Hip and Hale Film Premiere

Rieku and Raiku, the familiar figures of Ylioppilaslehti’s new cartoon strip, hit the big screen recently with their one and a half minute movie short Rieku ja Raiku pimustavat baarilla, translated into English as `Hip and Hale on pussy patrol’. The film is based on characters created by Jari Lehikoinen and Tomi Riionheimo.
    The film was drawn in Helsinki, mixing and music was completed in Tampere and planning and voice dubbing was done in Joensuu. “A lot of time went into coordination and too much time was spent traveling,” comments Riionheimo. Swedish, German, Latin and Japanese versions of the cartoon film are also available.

Your Handwriting May Lie

By Miira Lähteenmäki
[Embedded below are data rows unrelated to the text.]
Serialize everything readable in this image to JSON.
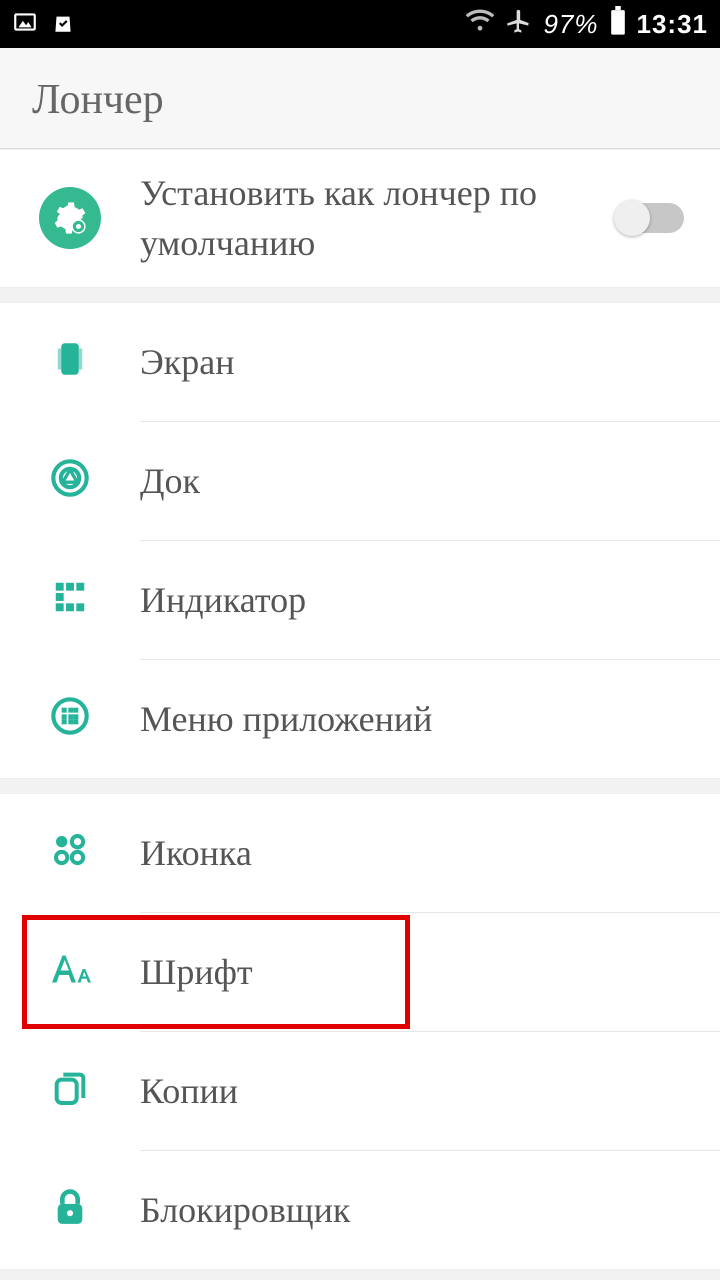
{
  "statusbar": {
    "battery_pct": "97%",
    "time": "13:31"
  },
  "header": {
    "title": "Лончер"
  },
  "default_launcher": {
    "label": "Установить как лончер по умолчанию",
    "enabled": false
  },
  "group_display": [
    {
      "key": "screen",
      "label": "Экран",
      "icon": "screen-icon"
    },
    {
      "key": "dock",
      "label": "Док",
      "icon": "dock-icon"
    },
    {
      "key": "indicator",
      "label": "Индикатор",
      "icon": "indicator-icon"
    },
    {
      "key": "appmenu",
      "label": "Меню приложений",
      "icon": "appmenu-icon"
    }
  ],
  "group_other": [
    {
      "key": "icon",
      "label": "Иконка",
      "icon": "shapes-icon"
    },
    {
      "key": "font",
      "label": "Шрифт",
      "icon": "font-icon",
      "highlighted": true
    },
    {
      "key": "copies",
      "label": "Копии",
      "icon": "copies-icon"
    },
    {
      "key": "blocker",
      "label": "Блокировщик",
      "icon": "lock-icon"
    }
  ],
  "colors": {
    "accent": "#25b39a",
    "accent_dark": "#34b991",
    "text": "#555555",
    "highlight": "#e00000"
  }
}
“It seems like a reasonable concept, that your handwriting can reveal something about your personality. The hypothesis is believable, but proof is essential. No connection has been found between a person’s personality and their handwriting in scientific testing,” tells neuropsychologist and researcher Timo Kaitaro. Personality descriptions compiled by graphologists have been compared to results of psychological tests and a mere 6% correlation was discovered, the same percentage that could be attributed to coincidence. Despite these results, many people consider graphology a legitimate science.
    Graphology is based on a concept long disproved by contemporary psychology in which each person is a collection of traits, regardless of the situation. In general, people have a tendency to describe others according to their characteristics and one’s own behavior as a result of the circumstances: ‘He flies off the handle because he’s got a short fuse, but I do because I am under a lot a stress.’
    Ludvig Klages
founded graphology in his 1917 book Handschrift und Charakter. He believed that inconsistencies in penmanship could mean such good traits as intellectual initiative, intuition and wit. However, the same inconsistencies could also mean lack of logicality, inability to concentrate and stubbornness, for example.

Successful Student Entrepreneurs

By Jarno Forssell

For many university students, owning one’s own business is a utopian dream of the future. Some, however, make this dream a reality already before they graduate. Laura Mänki was inspired to start a translating firm of her own two years ago. She advertised her intention in Porthania to find fellow language students who would be interested in joining her. After a poor initial showing, 15 fellow entreprenuers were eventually ready to contribute 1000 FIM each and create a company. Valtasana Oy was born. Business began at Fredrikinkatu in March of last year. Tytti Laine comments, “We were all friends beforehand so it was a bit risky to mix our friendships and money. But we are all still on speaking terms!”
    In the fall of ’92, Kuopio’s municipality government wanted to buy a data processing program from some students. The problem was that the offer needed to be made in a company’s name. PiiPää Oy became the solution to the probelm. Lauri Henttonen and Jaakko Hyvätti are content to be business owners, “The other alternative would be a cramped corner job with an old computer in some health care office.” Lauri admits that starting the firm didn’t leave time for much else, “When we founded this business, my studies were half finshed – and they still are today.”

Translation Pamela Kaskinen